What do you like best about “Downton Abbey”?
The characters? The acting? The plot? The whole noblesse oblige thing?
For me it’s the clothes. And the antiques.
Naturally, I’d love to have some of the pieces that are “upstairs.” But the ones “downstairs” are equally lovely. And in many cases, the plain English pine furnishings complement modern tastes better than the fussier pieces in the Grantham living quarters.
One of the thrills of watching the series is spotting furniture similar to our own collection of late 19th Century pine (or “deal”) furniture. What we now consider valuable antiques were once the humble tables, chests and armoires of servants, or those who lived in the villages surrounding a great aristocrat’s estate.
English pine antiques started to show up in American antiques shops in the 1980s, as a result of the popularity of Laura Ashley’s “English Cottage” style. The first wave of furniture was authentic, collected by entrepreneurs who scoured the countryside and sold so many items that much of England’s heritage is now gone.
Watch out for reproductions.
It didn’t take long for others to manufacture reproduction English pine – and many unscrupulous dealers passed off newly-made furniture as the real thing. There are websites today that will show you how to age new pine to make a piece of furniture appear to be antique.
There are ways to tell if the piece you’re considering is authentic or new, but you should do lots of research before you shell out hundreds or thousands of dollars for any antique. And don’t mess with it if you already have antique English (or any other kind of antique) pine.

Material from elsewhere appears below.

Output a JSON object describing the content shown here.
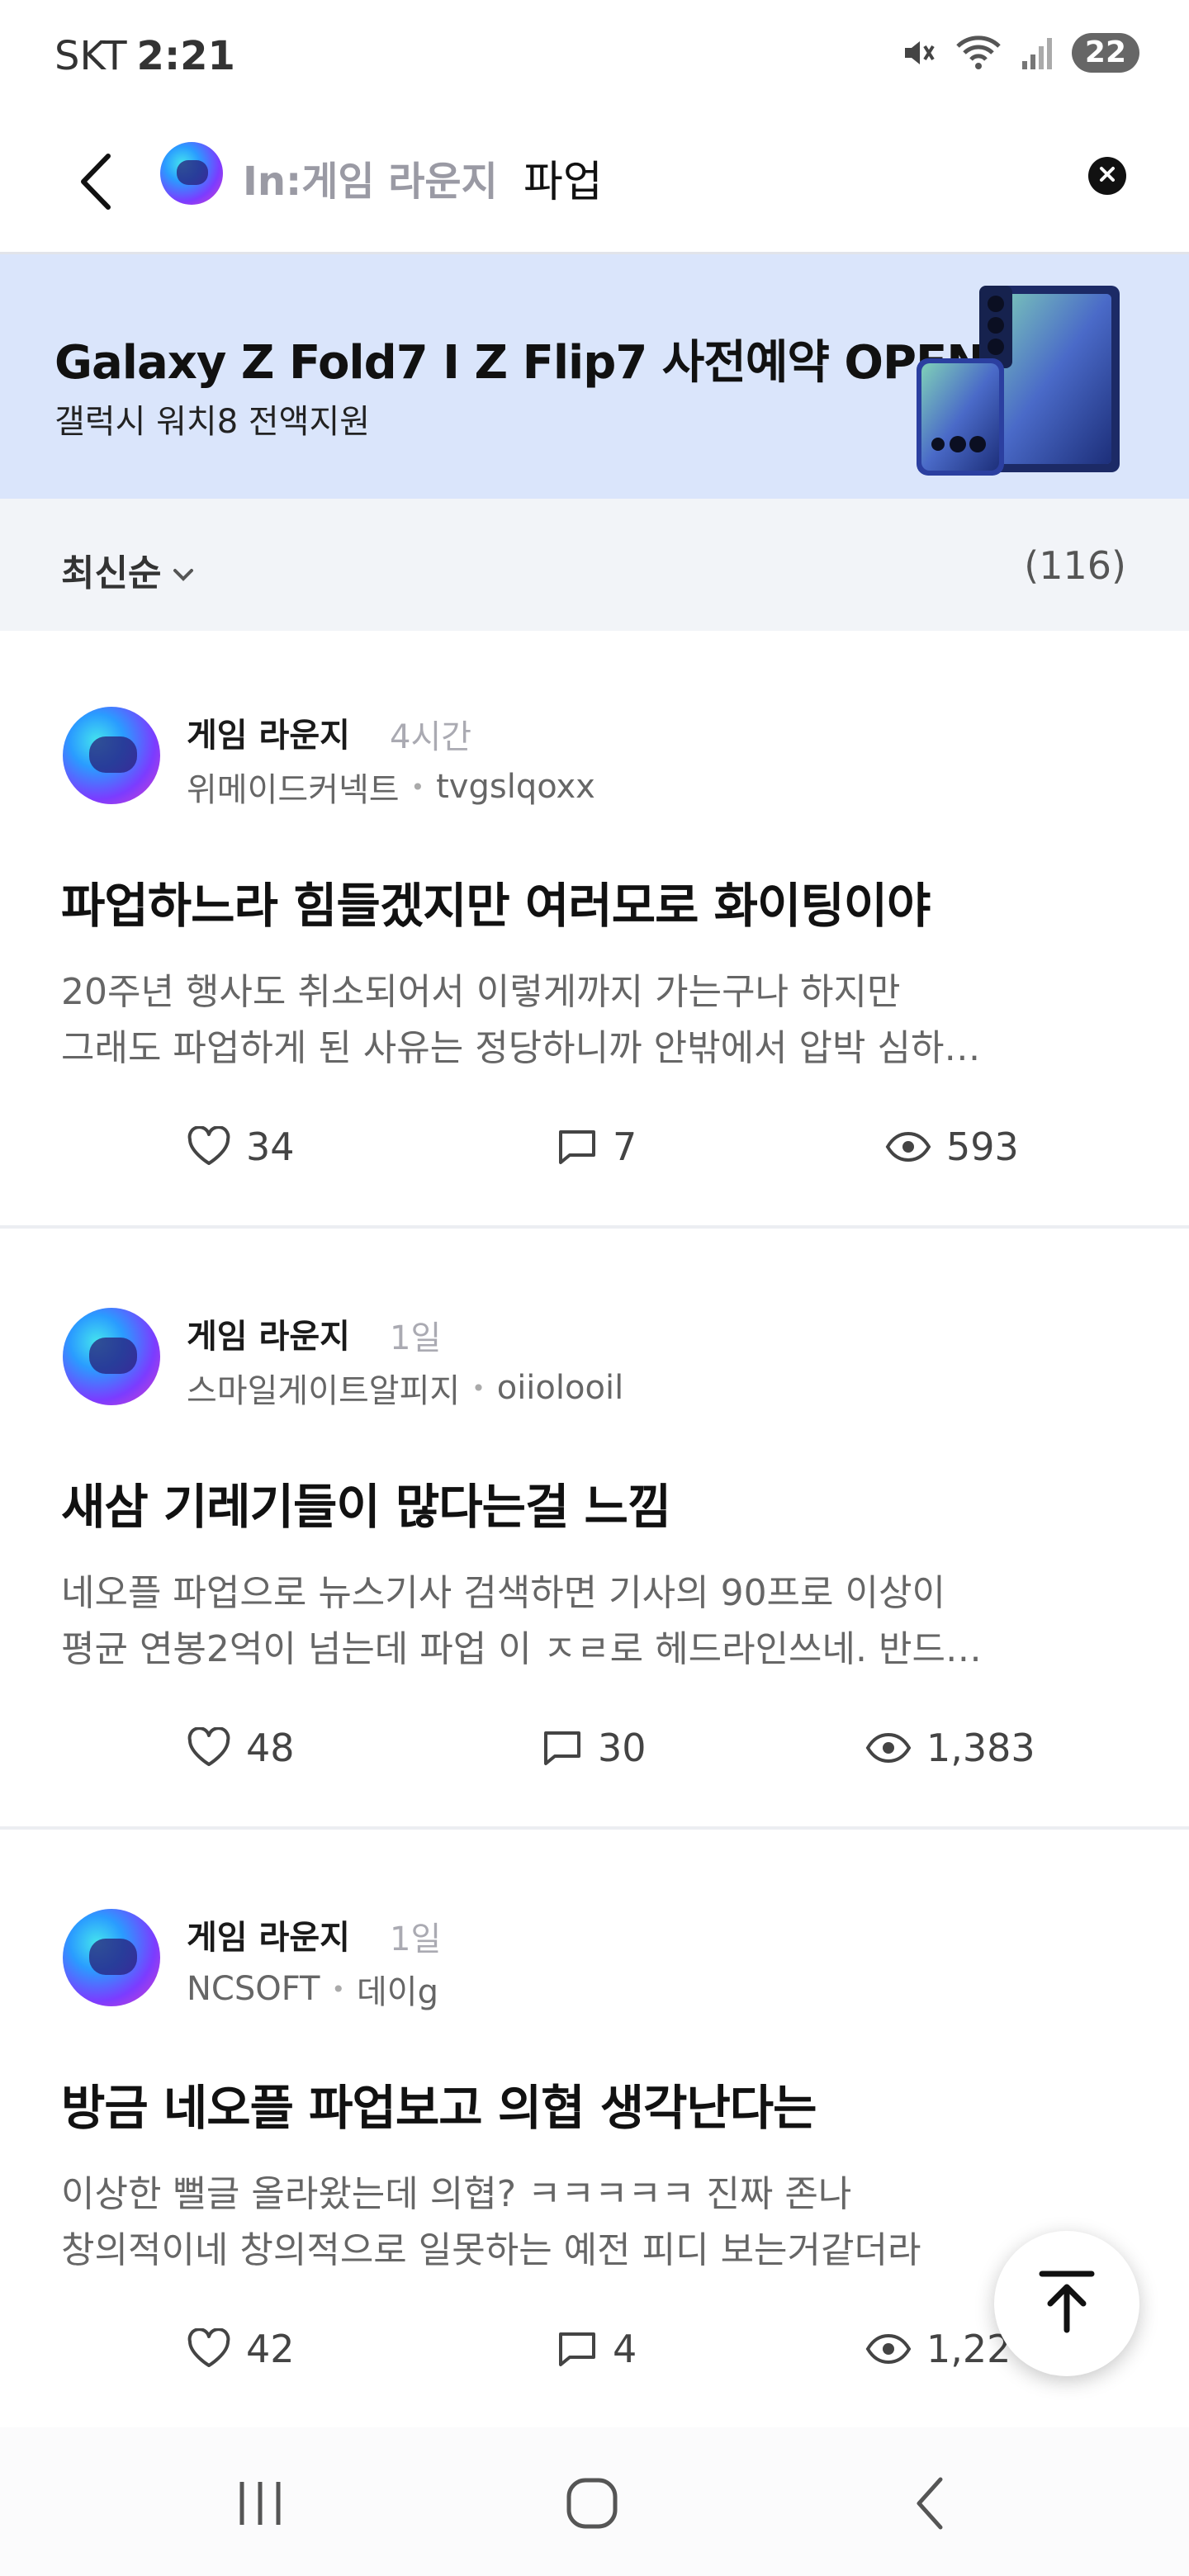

Old becomes new – and environmentally friendly.
In recent years, English pine has been “recycled” into beautiful pieces that straddle the line between old and new. Wood reclaimed from ancient homes and barns is turned into tables and chests, and used to restore antiques that have fallen into disrepair. The more reputable companies are upfront about this, and offer a more reasonable alternative for those who want antique furniture without the inflated prices.
Look for differences in “perfection” within a single piece. This detail shows a newly-planed “perfect” piece of antique pine that was added to the original, more primitive chest of drawers (Notice the difference between the worn top edge of the drawer and the perfectly straight line on the top). The restoration was disclosed by the dealer.
Owning a piece of English pine is more than appreciating the simple, plain lines and quality construction. It’s furniture that has seen its own share of meals, laughter, tears, births and deaths. It resonates with life, and can bring the richness of “Downton Abbey” character to your own home.
If you love learning about antiques as much as I do, follow the blog so you won’t miss the next article.
And enjoy the hunt!